◆ EXERCISE DIRECTIONS ◆
Count lines, not occurrences: report how many lines in the records hold the string "View", and nothing else.

◆ EXERCISE INPUT ◆

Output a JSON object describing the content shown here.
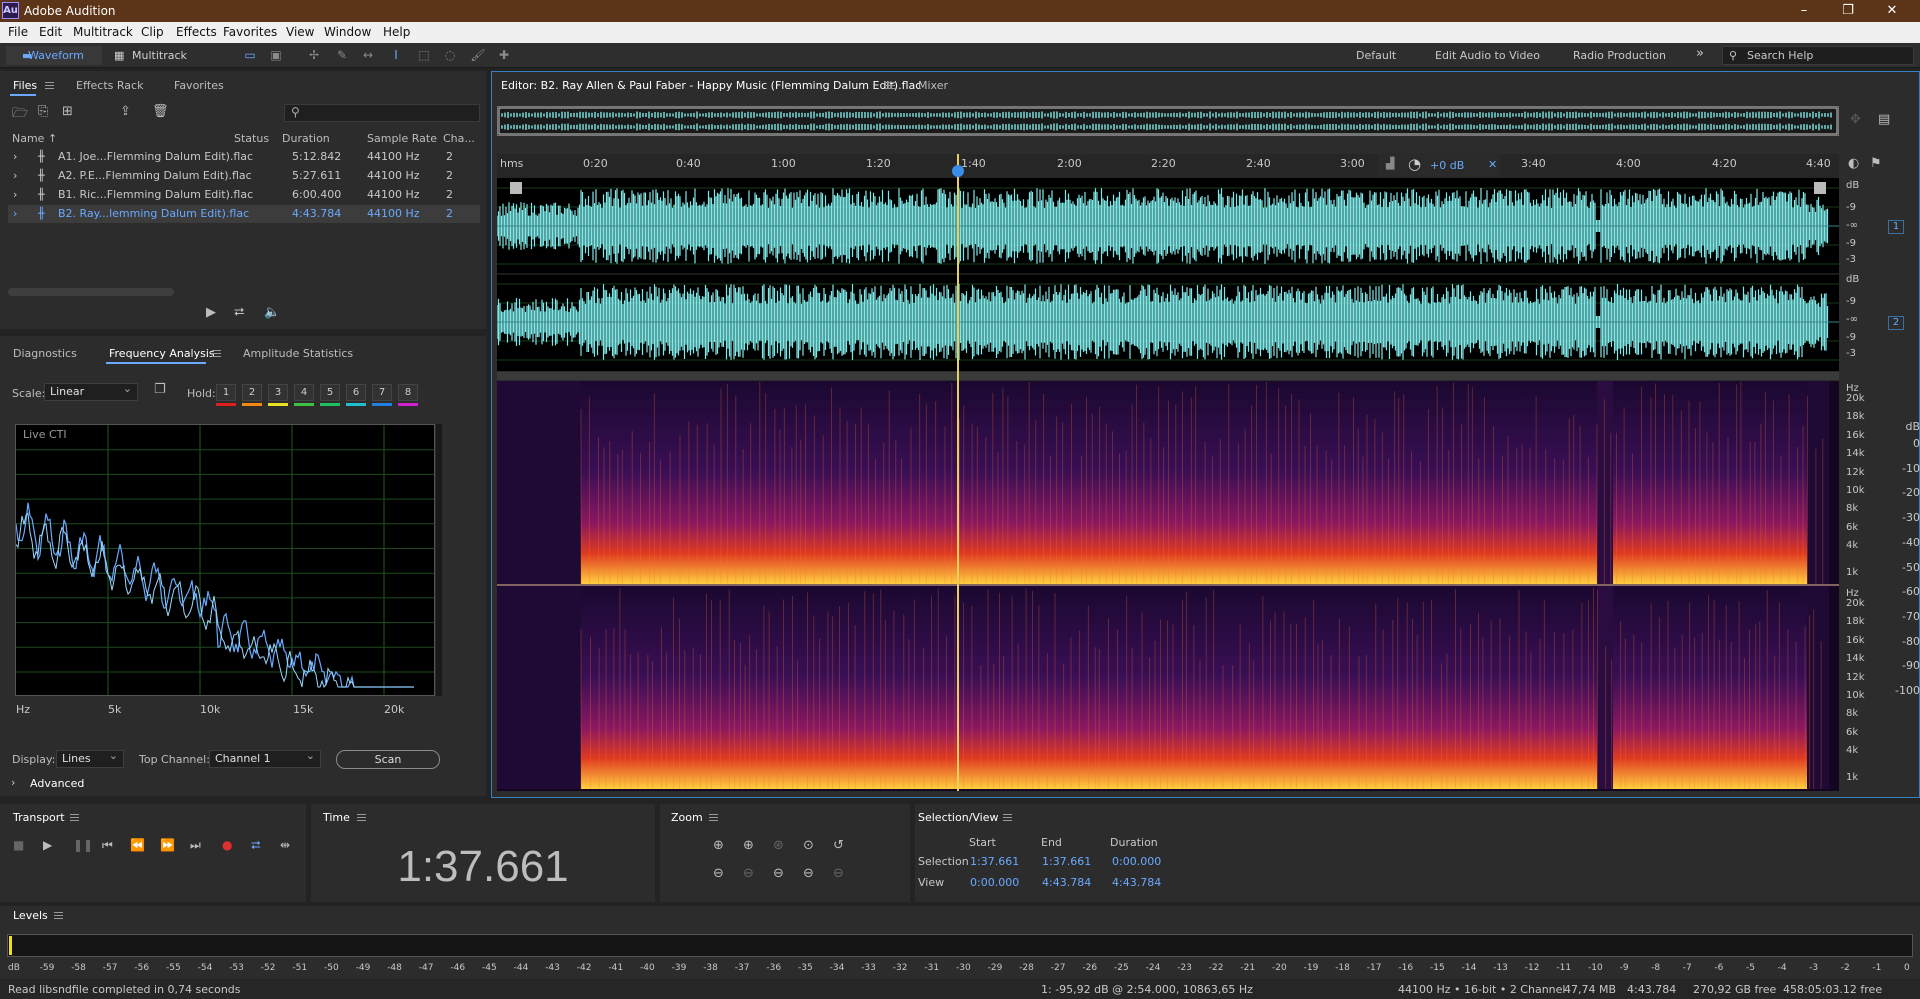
{
  "app": {
    "title": "Adobe Audition",
    "logo": "Au"
  },
  "menu": [
    "File",
    "Edit",
    "Multitrack",
    "Clip",
    "Effects",
    "Favorites",
    "View",
    "Window",
    "Help"
  ],
  "toolbar": {
    "waveform": "Waveform",
    "multitrack": "Multitrack",
    "workspaces": [
      "Default",
      "Edit Audio to Video",
      "Radio Production"
    ],
    "more": "»",
    "search_placeholder": "Search Help"
  },
  "files_panel": {
    "tabs": [
      "Files",
      "Effects Rack",
      "Favorites"
    ],
    "columns": [
      "Name",
      "Status",
      "Duration",
      "Sample Rate",
      "Cha..."
    ],
    "rows": [
      {
        "name": "A1. Joe...Flemming Dalum Edit).flac",
        "duration": "5:12.842",
        "rate": "44100 Hz",
        "ch": "2"
      },
      {
        "name": "A2. P.E...Flemming Dalum Edit).flac",
        "duration": "5:27.611",
        "rate": "44100 Hz",
        "ch": "2"
      },
      {
        "name": "B1. Ric...Flemming Dalum Edit).flac",
        "duration": "6:00.400",
        "rate": "44100 Hz",
        "ch": "2"
      },
      {
        "name": "B2. Ray...lemming Dalum Edit).flac",
        "duration": "4:43.784",
        "rate": "44100 Hz",
        "ch": "2"
      }
    ]
  },
  "analysis": {
    "tabs": [
      "Diagnostics",
      "Frequency Analysis",
      "Amplitude Statistics"
    ],
    "scale_label": "Scale:",
    "scale_value": "Linear",
    "hold_label": "Hold:",
    "hold_buttons": [
      "1",
      "2",
      "3",
      "4",
      "5",
      "6",
      "7",
      "8"
    ],
    "hold_colors": [
      "#e02020",
      "#f08a10",
      "#e8e020",
      "#40c040",
      "#20c060",
      "#20c0d0",
      "#2080e0",
      "#d020d0"
    ],
    "graph_label": "Live CTI",
    "db_unit": "dB",
    "db_ticks": [
      "0",
      "-10",
      "-20",
      "-30",
      "-40",
      "-50",
      "-60",
      "-70",
      "-80",
      "-90",
      "-100"
    ],
    "hz_ticks": [
      "Hz",
      "5k",
      "10k",
      "15k",
      "20k"
    ],
    "display_label": "Display:",
    "display_value": "Lines",
    "top_channel_label": "Top Channel:",
    "top_channel_value": "Channel 1",
    "scan": "Scan",
    "advanced": "Advanced"
  },
  "editor": {
    "tab": "Editor: B2. Ray Allen & Paul Faber - Happy Music (Flemming Dalum Edit).flac",
    "mixer": "Mixer",
    "ruler": [
      "hms",
      "0:20",
      "0:40",
      "1:00",
      "1:20",
      "1:40",
      "2:00",
      "2:20",
      "2:40",
      "3:00",
      "3:40",
      "4:00",
      "4:20",
      "4:40"
    ],
    "gain": "+0 dB",
    "db_labels": [
      "dB",
      "-9",
      "-∞",
      "-9",
      "-3"
    ],
    "channels": [
      "1",
      "2"
    ],
    "hz_labels": [
      "Hz",
      "20k",
      "18k",
      "16k",
      "14k",
      "12k",
      "10k",
      "8k",
      "6k",
      "4k",
      "1k"
    ]
  },
  "transport": {
    "title": "Transport"
  },
  "time": {
    "title": "Time",
    "value": "1:37.661"
  },
  "zoom": {
    "title": "Zoom"
  },
  "selection": {
    "title": "Selection/View",
    "headers": [
      "Start",
      "End",
      "Duration"
    ],
    "rows": [
      {
        "label": "Selection",
        "start": "1:37.661",
        "end": "1:37.661",
        "duration": "0:00.000"
      },
      {
        "label": "View",
        "start": "0:00.000",
        "end": "4:43.784",
        "duration": "4:43.784"
      }
    ]
  },
  "levels": {
    "title": "Levels",
    "ticks": [
      "dB",
      "-59",
      "-58",
      "-57",
      "-56",
      "-55",
      "-54",
      "-53",
      "-52",
      "-51",
      "-50",
      "-49",
      "-48",
      "-47",
      "-46",
      "-45",
      "-44",
      "-43",
      "-42",
      "-41",
      "-40",
      "-39",
      "-38",
      "-37",
      "-36",
      "-35",
      "-34",
      "-33",
      "-32",
      "-31",
      "-30",
      "-29",
      "-28",
      "-27",
      "-26",
      "-25",
      "-24",
      "-23",
      "-22",
      "-21",
      "-20",
      "-19",
      "-18",
      "-17",
      "-16",
      "-15",
      "-14",
      "-13",
      "-12",
      "-11",
      "-10",
      "-9",
      "-8",
      "-7",
      "-6",
      "-5",
      "-4",
      "-3",
      "-2",
      "-1",
      "0"
    ]
  },
  "status": {
    "left": "Read libsndfile completed in 0,74 seconds",
    "info": "1: -95,92 dB @ 2:54.000, 10863,65 Hz",
    "format": "44100 Hz • 16-bit • 2 Channel",
    "size": "47,74 MB",
    "duration": "4:43.784",
    "free": "270,92 GB free",
    "free_time": "458:05:03.12 free"
  },
  "colors": {
    "accent": "#6aa9ff",
    "waveform": "#7fe8e8",
    "titlebar": "#5c3418",
    "playhead": "#e8d060"
  }
}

◆ REPLY TO THE TASK ◆
3